Hello, everyone. My name is Monica Marcelis Fochtman. That’s a mouthful! I always tell my students to call me Monica, Dr. Monica, or Dr. Fochtman- whatever works for you. I currently serve as an academic advisor in the College of Nursing at Michigan State University. Go Green! In my role, I recruit and advise three different populations of students: high-achieving high school students applying for our direct-admit undergraduate program (Nurse Scholars); adult learners pursuing nursing as a second degree (Accelerated); and professional nurses interested in becoming nurse scientists (PhD). A major project that I worked on this year was instituting a second, earlier deadline for the Nurse Scholar program. This resulted in a 100% increase in applications received.
An average day involves a lot of follow-up. I try to only check email three times a day: first thing in the morning, after lunch, and about 30 minutes before I leave for home. Most of the messages I receive are inquiries about the admission requirements for one of our programs. After email, it is on to phone messages. After those are done, I try to work on projects. Usually these projects have multiple parts, or involve other people in our office. I try to work on my pieces and then send out what I worked on to other team members. For example, every June our staff reviews our website. We check each program for accuracy, remove outdated information, and write and publish new content.
Because of the programs I advise, I actually have two busy periods. Nurse Scholar and Accelerated program applications are both due December 1st. These are paper applications that get submitted, so they require manual processing. Having these two programs due at the same time is challenging and it can be hard to have my peak times at the end of the semester when I am already tired. I learned my lesson last year! I got better this year and taking breaks during October and November so I started December ready to go. I also feel compelled to share that most, if not all, of my day-to-day work is Sensing- or S- on the MBTI. I have a preference for N- intuition. Doing work outside my natural preference is challenging. To recharge, I engage in creative activities like writing or coloring.
Processing applications for the Accelerated program is tedious and not glamorous at all. But, it is a huge responsibility that I take very seriously because the faculty reviewing them counts on me to make sure that they are accurate. Verifying application eligibility and prerequisite course acceptance involves looking at each application (160+) and each course listed on the application (10). Today’s students have often attended more than one institution, so I sometimes evaluate five to six transcripts per applicant. By the end of the day, my eyes are crossed! After applications are verified, they go to faculty committee for admissions decisions. I am also responsible for notifying all the applicants of their admissions status. I process all the decisions and then mail out the letters. Part of this involves speaking with students who were not admitted. Honestly, this is one of unexpected things that happened to me as part of this job. I did not realize how competitive our programs are and how devastated students are when not admitted. It is challenging to mend some broken hearts over the phone.

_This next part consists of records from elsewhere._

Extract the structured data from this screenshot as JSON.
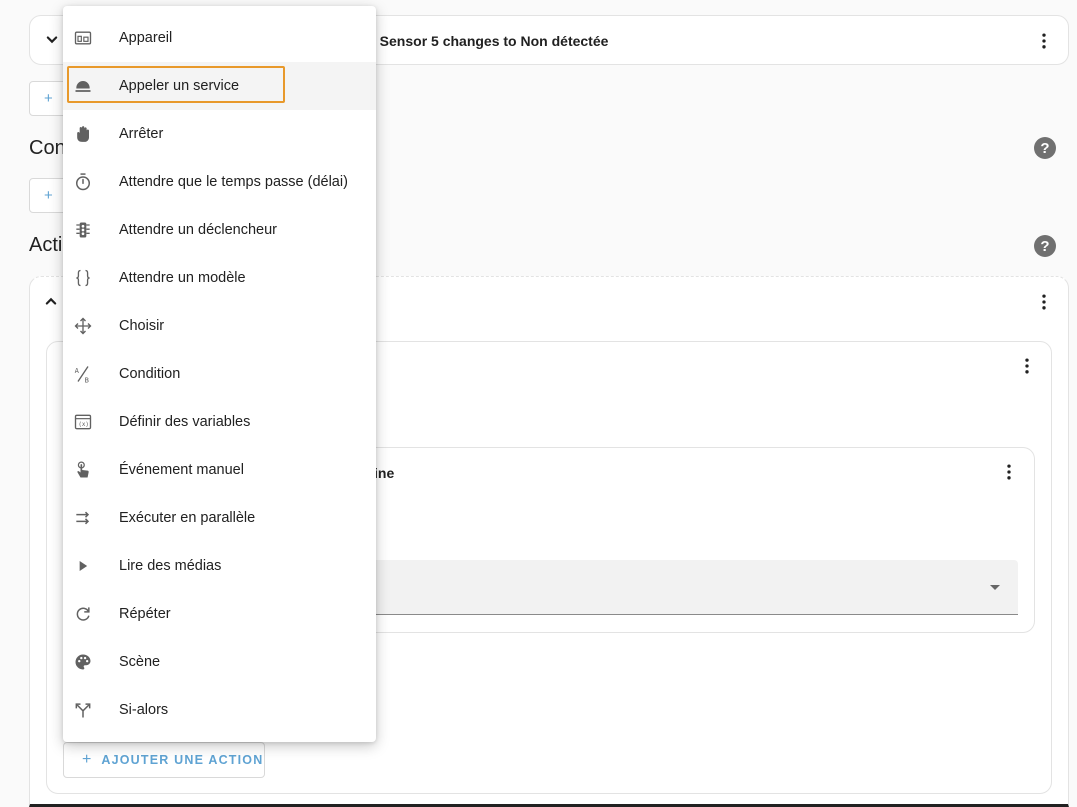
{
  "triggers": {
    "card_title": "e Sensor 5 changes to Non détectée",
    "add_icon": "+"
  },
  "conditions": {
    "title": "Con",
    "add_icon": "+"
  },
  "actions": {
    "title": "Acti",
    "inner_title": "ine",
    "add_action": {
      "icon": "+",
      "label": "AJOUTER UNE ACTION"
    }
  },
  "help_icon": "?",
  "menu": {
    "highlight_color": "#e8992b",
    "items": [
      {
        "icon": "device-icon",
        "label": "Appareil"
      },
      {
        "icon": "service-bell-icon",
        "label": "Appeler un service"
      },
      {
        "icon": "hand-stop-icon",
        "label": "Arrêter"
      },
      {
        "icon": "timer-icon",
        "label": "Attendre que le temps passe (délai)"
      },
      {
        "icon": "traffic-light-icon",
        "label": "Attendre un déclencheur"
      },
      {
        "icon": "code-braces-icon",
        "label": "Attendre un modèle"
      },
      {
        "icon": "arrows-all-icon",
        "label": "Choisir"
      },
      {
        "icon": "condition-ab-icon",
        "label": "Condition"
      },
      {
        "icon": "variable-box-icon",
        "label": "Définir des variables"
      },
      {
        "icon": "gesture-tap-icon",
        "label": "Événement manuel"
      },
      {
        "icon": "parallel-arrows-icon",
        "label": "Exécuter en parallèle"
      },
      {
        "icon": "play-icon",
        "label": "Lire des médias"
      },
      {
        "icon": "refresh-icon",
        "label": "Répéter"
      },
      {
        "icon": "palette-icon",
        "label": "Scène"
      },
      {
        "icon": "call-split-icon",
        "label": "Si-alors"
      }
    ]
  }
}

My second busy period occurs at the end of the academic year in early May. This is the final application deadline for the doctoral program and graduation time for undergraduates. I love certifying degrees- making sure that students have met all of the degree requirement- but, this is time intensive work that requires concentration and focus. I am happy to help students, especially my beloved Spartans, but it’s tiring. Again, recharging is so important!
An unexpected thing that has happened as a result of my current position is that I get to read our undergraduate students’ names at graduation. Three times a year, we have a college-level ceremony. Nurses love ritual and I do, too! Reading students’ names can be intimidating sometimes. It is their moment to shine and have their family and friends take 100s of photos. I do my best to get it right! I usually get over my nerves and have a great time. I am honored to be part of it. And, I get to where my doctoral robes- which I am not going to lie-never gets old!
Academic advising in a pre-professional, pre-licensure college is an interesting middle place. Colleagues from other more traditional student affairs functional areas see us as academic affairs. But the academic leaders of our college see our office as student services. This is neither good nor bad, it’s just an experience that I was a little unprepared for when I began here almost four years ago.
This post is part of our #dayinSA series on highlighting the diversity of functional areas in the field of student affairs. We will hear from #SApros of all kinds – academic advisors, office mangagers, res hall directors, vice provosts of SA, and many many more. Each will share exactly what their typical day looks like, what exactly they work on, and what makes them want to come to work each day. We hope to squash stereotypes within the field and celebrate all the different kinds of great work that #SApros do. For more information, check out the intro post by Sara Ackerson. Be sure to read the other posts in this series too!